### Instructions to follow
Go through the listing beneath and show each line containing the string "value".

### Record extracts
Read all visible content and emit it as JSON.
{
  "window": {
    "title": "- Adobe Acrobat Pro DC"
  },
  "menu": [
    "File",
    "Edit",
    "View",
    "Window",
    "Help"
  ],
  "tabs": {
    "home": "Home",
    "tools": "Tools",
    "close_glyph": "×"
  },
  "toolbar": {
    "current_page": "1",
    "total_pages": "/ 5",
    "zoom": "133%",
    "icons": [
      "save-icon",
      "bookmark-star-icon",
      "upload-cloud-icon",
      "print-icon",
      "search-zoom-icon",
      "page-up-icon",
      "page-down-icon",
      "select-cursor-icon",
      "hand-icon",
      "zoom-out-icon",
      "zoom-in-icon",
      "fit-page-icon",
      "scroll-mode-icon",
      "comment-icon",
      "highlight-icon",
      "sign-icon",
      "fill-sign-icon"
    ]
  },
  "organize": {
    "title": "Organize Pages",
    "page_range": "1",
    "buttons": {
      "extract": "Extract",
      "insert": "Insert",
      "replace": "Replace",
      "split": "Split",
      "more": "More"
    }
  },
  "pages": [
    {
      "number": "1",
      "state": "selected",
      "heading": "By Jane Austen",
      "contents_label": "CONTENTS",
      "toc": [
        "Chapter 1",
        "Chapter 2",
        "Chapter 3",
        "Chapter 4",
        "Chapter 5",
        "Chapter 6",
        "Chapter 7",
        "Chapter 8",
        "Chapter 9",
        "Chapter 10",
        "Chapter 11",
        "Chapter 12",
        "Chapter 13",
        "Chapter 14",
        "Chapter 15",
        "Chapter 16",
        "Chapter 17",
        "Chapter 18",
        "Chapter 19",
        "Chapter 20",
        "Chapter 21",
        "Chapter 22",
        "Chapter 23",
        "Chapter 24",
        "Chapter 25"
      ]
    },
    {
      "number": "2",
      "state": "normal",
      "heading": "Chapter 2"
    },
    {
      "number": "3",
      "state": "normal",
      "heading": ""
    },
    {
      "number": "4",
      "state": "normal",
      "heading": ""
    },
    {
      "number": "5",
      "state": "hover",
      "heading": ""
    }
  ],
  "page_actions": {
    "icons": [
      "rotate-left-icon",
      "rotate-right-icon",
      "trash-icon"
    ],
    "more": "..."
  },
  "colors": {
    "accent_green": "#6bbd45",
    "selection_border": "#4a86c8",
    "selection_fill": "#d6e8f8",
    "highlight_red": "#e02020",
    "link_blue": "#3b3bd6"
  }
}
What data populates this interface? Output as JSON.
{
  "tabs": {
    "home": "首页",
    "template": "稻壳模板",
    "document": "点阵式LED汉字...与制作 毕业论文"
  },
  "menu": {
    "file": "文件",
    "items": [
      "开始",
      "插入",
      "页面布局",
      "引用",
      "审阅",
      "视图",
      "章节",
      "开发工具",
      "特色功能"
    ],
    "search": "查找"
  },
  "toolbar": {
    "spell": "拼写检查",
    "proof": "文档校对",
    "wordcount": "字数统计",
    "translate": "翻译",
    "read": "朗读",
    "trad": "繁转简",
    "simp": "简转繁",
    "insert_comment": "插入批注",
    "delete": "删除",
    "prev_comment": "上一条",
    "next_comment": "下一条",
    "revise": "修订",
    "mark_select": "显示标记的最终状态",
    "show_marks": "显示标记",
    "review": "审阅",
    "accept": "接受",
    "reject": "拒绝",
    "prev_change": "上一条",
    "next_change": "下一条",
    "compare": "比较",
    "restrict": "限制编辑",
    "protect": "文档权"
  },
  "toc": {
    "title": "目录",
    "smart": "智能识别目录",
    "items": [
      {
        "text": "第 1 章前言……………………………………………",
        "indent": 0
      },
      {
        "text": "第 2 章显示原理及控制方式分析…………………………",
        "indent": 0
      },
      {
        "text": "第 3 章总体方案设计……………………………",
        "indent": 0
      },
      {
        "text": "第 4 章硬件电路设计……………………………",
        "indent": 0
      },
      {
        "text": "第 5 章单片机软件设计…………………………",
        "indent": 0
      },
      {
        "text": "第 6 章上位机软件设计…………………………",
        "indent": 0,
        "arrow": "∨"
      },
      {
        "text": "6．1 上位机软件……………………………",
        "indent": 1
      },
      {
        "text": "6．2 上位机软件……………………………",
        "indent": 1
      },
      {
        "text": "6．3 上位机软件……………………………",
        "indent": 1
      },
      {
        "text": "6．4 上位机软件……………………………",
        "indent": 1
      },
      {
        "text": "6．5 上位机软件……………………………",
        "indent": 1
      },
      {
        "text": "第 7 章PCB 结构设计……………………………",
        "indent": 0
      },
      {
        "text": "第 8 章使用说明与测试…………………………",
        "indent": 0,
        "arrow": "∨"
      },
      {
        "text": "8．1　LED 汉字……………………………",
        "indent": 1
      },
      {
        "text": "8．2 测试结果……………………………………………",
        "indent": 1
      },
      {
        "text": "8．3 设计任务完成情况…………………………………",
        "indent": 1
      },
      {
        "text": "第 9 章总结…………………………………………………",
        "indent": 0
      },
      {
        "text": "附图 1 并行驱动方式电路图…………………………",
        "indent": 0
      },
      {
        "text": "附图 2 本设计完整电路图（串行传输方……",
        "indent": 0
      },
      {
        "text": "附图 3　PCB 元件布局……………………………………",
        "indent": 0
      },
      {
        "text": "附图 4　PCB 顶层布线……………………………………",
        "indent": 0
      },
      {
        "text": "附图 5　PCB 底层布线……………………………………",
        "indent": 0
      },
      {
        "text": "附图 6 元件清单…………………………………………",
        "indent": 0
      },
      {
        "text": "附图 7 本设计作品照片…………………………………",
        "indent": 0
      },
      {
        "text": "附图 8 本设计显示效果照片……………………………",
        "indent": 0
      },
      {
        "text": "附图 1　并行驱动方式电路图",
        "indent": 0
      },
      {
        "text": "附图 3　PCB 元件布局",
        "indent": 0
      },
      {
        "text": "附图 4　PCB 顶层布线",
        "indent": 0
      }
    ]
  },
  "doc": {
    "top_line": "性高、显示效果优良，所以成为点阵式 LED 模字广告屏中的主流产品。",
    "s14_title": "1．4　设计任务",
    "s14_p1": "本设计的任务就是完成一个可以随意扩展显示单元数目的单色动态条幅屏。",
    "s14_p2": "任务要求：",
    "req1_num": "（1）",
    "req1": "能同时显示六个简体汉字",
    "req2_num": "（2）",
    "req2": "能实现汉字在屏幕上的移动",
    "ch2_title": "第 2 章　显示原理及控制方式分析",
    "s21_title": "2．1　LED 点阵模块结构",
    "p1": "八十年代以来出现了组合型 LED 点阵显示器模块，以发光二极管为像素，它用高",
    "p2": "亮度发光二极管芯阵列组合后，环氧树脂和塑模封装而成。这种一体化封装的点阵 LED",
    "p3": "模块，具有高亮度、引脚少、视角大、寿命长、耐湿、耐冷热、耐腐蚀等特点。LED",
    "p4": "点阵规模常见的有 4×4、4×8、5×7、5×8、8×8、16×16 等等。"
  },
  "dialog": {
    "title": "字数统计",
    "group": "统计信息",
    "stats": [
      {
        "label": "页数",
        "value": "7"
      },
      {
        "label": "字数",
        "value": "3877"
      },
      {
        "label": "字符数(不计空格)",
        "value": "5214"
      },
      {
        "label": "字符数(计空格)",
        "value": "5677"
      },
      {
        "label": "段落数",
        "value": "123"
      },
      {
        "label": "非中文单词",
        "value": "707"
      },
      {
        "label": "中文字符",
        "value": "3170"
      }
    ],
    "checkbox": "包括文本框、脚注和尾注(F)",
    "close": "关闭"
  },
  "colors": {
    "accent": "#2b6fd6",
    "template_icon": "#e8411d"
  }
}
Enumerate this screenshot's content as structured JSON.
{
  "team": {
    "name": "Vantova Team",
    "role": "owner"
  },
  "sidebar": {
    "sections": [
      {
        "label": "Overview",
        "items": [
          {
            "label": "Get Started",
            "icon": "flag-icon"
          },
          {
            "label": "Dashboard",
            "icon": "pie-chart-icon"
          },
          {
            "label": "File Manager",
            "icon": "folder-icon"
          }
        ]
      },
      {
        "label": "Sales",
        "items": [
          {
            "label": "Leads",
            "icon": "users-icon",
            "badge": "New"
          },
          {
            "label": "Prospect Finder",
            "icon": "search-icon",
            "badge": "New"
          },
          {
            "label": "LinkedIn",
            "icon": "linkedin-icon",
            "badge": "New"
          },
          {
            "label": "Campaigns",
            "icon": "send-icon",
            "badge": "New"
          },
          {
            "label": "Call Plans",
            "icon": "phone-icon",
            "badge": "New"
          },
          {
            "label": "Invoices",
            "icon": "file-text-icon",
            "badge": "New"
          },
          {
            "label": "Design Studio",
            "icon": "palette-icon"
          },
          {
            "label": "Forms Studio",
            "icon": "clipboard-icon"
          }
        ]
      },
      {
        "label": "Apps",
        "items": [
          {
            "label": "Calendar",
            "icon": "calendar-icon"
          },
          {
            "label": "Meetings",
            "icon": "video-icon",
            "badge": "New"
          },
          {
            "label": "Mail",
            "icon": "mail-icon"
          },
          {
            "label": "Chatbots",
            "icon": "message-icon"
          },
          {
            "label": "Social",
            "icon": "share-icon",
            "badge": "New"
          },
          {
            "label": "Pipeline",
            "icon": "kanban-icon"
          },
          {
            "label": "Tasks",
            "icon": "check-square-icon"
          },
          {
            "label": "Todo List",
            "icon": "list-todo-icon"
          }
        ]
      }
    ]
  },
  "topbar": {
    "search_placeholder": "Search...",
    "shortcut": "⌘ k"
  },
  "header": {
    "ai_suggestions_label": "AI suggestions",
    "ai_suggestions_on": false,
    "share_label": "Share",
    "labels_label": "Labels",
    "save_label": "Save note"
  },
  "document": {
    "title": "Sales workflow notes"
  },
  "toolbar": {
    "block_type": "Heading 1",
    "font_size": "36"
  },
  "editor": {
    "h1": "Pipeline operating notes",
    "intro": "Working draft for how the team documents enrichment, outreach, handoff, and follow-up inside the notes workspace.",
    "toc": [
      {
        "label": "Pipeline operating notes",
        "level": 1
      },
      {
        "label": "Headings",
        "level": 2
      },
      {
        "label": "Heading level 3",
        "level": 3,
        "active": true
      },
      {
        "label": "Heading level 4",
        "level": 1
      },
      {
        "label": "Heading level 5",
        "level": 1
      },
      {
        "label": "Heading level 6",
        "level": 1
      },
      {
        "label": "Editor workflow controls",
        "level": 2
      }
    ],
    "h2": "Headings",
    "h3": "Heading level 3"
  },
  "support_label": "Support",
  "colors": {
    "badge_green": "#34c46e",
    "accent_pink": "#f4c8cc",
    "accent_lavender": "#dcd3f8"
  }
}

### Output of the exercise
        "value": "7"
        "value": "3877"
        "value": "5214"
        "value": "5677"
        "value": "123"
        "value": "707"
        "value": "3170"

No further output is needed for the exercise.